### PROVIDED DATA ###

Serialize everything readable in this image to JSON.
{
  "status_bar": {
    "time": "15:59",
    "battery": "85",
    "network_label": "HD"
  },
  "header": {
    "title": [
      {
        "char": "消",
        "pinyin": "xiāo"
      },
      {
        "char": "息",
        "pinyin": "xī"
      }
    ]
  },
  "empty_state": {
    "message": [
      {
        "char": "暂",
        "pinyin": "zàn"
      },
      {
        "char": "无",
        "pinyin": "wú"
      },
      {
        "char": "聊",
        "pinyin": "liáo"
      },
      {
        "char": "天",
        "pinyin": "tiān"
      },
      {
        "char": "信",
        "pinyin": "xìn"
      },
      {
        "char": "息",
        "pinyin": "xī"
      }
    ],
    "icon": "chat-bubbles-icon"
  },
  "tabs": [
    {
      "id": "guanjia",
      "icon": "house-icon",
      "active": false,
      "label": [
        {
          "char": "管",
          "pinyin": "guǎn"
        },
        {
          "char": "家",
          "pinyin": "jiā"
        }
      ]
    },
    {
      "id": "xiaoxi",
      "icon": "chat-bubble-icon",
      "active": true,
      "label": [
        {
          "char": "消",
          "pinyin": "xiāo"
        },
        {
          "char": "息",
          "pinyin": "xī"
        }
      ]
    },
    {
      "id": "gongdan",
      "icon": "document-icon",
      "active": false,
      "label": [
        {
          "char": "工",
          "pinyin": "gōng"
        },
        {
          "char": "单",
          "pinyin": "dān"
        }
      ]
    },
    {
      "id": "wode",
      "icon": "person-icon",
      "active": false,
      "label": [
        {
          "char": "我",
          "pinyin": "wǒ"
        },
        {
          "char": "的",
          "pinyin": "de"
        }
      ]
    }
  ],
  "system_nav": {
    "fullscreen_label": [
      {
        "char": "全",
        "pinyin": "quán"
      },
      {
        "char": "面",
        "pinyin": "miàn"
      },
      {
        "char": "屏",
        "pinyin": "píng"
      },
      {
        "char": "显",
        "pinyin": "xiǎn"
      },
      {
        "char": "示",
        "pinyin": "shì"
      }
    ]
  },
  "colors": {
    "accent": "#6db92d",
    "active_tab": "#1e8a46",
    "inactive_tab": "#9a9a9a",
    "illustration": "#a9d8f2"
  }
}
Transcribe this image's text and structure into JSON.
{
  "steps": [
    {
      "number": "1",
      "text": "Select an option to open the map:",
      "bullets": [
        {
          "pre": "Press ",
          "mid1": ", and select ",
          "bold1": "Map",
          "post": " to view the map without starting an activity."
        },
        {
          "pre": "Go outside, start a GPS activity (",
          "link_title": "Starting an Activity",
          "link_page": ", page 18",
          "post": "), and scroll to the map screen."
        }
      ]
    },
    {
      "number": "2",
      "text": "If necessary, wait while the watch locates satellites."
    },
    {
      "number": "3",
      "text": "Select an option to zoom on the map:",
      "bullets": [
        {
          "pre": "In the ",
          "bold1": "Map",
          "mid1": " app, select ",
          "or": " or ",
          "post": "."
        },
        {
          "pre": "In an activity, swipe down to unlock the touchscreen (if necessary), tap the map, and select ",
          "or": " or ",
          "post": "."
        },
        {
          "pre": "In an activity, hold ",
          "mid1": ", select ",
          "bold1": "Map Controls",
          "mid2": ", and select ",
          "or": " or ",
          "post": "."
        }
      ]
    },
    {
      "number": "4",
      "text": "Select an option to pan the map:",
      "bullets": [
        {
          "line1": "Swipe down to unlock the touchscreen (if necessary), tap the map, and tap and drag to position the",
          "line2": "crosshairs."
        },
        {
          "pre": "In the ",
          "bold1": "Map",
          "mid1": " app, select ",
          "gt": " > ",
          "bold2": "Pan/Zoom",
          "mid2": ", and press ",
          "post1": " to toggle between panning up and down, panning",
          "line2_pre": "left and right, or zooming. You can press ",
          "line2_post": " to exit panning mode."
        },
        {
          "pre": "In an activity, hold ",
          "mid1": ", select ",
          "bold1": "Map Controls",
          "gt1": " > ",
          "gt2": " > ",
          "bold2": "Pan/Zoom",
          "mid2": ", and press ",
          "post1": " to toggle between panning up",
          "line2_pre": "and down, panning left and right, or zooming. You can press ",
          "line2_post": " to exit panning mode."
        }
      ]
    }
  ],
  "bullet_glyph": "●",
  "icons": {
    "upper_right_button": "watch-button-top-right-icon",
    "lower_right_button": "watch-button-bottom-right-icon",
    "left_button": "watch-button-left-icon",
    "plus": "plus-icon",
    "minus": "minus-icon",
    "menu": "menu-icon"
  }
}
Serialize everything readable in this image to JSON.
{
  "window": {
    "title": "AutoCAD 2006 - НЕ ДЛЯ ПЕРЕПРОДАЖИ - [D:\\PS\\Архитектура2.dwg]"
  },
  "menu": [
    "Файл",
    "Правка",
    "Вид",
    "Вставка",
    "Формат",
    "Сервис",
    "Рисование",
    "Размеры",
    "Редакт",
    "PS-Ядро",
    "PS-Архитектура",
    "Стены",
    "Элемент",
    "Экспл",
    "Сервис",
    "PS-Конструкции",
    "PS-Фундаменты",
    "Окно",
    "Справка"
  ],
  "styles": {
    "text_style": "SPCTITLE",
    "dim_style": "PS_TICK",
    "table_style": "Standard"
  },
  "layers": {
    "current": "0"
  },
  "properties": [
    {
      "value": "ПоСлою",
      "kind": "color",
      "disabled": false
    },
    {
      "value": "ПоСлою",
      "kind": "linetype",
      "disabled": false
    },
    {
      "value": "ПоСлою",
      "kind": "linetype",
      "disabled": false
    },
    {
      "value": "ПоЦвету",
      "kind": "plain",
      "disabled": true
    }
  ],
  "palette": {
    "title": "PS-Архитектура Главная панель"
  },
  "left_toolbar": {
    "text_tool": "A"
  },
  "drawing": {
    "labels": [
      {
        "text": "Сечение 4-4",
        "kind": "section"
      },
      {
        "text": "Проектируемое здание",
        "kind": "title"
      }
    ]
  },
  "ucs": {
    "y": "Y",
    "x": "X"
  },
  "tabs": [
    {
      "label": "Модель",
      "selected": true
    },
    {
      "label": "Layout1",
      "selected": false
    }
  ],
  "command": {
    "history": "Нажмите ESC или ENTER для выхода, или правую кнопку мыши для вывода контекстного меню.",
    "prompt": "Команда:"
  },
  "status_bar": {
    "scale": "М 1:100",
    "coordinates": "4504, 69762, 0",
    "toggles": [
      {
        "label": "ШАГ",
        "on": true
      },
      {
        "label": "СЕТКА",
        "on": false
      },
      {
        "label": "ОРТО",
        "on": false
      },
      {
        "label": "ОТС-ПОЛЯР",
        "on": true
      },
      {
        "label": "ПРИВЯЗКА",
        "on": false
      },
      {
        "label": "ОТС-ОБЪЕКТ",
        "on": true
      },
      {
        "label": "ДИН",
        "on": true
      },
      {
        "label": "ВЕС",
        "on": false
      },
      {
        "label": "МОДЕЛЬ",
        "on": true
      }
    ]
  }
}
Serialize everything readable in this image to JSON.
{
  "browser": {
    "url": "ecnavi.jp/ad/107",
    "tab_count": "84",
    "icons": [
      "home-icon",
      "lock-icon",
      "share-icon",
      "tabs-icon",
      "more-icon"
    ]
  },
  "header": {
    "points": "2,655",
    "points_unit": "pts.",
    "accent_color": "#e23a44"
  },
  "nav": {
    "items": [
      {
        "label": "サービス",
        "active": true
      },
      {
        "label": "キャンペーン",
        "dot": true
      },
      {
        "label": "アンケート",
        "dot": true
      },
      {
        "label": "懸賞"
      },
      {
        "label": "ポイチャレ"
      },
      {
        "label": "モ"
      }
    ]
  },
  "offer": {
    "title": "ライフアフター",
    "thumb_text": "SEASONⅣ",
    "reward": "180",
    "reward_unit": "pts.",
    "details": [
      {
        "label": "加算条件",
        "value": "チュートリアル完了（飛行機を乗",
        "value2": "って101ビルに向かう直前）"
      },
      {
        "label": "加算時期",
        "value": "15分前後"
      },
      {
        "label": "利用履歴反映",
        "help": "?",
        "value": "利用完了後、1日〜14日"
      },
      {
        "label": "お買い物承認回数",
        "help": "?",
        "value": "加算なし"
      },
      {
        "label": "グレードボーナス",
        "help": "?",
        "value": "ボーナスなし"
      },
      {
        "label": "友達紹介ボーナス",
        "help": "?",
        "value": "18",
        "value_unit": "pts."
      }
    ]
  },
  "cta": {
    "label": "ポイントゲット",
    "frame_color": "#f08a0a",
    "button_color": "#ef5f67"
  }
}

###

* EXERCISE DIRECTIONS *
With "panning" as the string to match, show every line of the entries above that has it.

* WRITTEN SOLUTION *
          "post1": " to toggle between panning up and down, panning",
          "line2_post": " to exit panning mode."
          "post1": " to toggle between panning up",
          "line2_pre": "and down, panning left and right, or zooming. You can press ",
          "line2_post": " to exit panning mode."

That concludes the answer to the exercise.